### WHAT TO DO
Please copy out the lines in the entries that contain "number".

Items from an interface collection
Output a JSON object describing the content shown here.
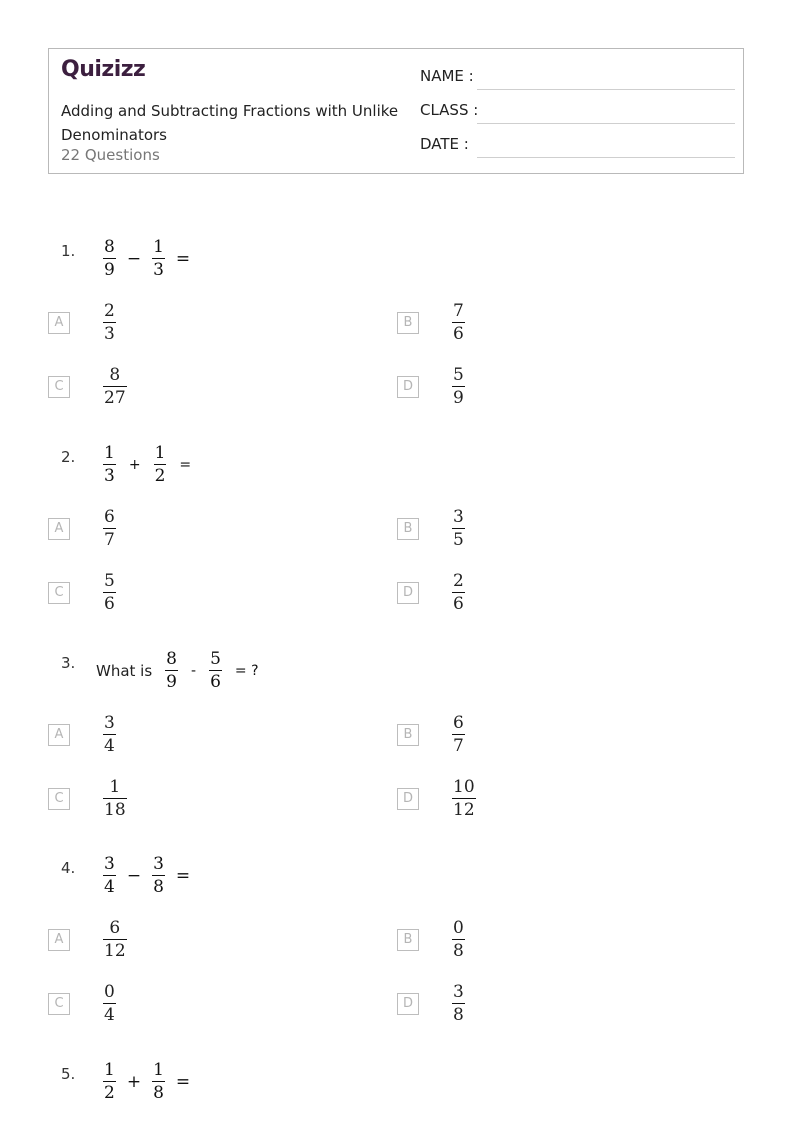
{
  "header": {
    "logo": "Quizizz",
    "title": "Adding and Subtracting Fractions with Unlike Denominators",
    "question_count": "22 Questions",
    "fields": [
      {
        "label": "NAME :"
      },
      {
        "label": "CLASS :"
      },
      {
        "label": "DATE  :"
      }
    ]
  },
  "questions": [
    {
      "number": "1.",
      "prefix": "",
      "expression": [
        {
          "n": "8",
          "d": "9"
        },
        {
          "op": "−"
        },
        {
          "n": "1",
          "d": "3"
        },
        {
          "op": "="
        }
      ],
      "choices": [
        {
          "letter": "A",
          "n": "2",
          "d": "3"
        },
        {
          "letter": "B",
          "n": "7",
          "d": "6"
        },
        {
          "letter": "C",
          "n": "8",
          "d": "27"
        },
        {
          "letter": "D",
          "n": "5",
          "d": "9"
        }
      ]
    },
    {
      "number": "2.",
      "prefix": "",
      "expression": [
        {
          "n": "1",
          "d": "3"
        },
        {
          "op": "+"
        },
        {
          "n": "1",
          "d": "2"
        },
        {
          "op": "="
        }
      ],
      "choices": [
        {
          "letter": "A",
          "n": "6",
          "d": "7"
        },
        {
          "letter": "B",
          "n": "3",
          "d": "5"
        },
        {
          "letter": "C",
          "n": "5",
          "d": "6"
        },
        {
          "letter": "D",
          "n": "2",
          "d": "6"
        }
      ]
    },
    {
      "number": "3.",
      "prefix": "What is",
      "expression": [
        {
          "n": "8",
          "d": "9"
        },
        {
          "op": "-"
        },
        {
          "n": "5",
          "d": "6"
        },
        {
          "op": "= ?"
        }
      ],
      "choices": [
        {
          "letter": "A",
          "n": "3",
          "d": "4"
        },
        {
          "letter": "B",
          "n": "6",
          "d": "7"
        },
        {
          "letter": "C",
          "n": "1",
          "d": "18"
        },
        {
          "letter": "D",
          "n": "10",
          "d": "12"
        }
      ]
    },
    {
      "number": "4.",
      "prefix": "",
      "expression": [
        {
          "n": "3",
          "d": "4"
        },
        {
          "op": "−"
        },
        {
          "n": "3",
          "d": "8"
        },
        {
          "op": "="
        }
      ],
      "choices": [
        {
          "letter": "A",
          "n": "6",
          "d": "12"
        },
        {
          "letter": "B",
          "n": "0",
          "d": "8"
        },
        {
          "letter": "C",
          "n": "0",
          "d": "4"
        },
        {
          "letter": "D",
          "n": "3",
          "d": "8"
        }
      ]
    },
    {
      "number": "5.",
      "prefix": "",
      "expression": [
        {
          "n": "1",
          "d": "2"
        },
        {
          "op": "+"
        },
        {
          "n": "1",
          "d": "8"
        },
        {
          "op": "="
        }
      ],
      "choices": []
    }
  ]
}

### ANSWER TO THE EXERCISE
      "number": "1.",
      "number": "2.",
      "number": "3.",
      "number": "4.",
      "number": "5.",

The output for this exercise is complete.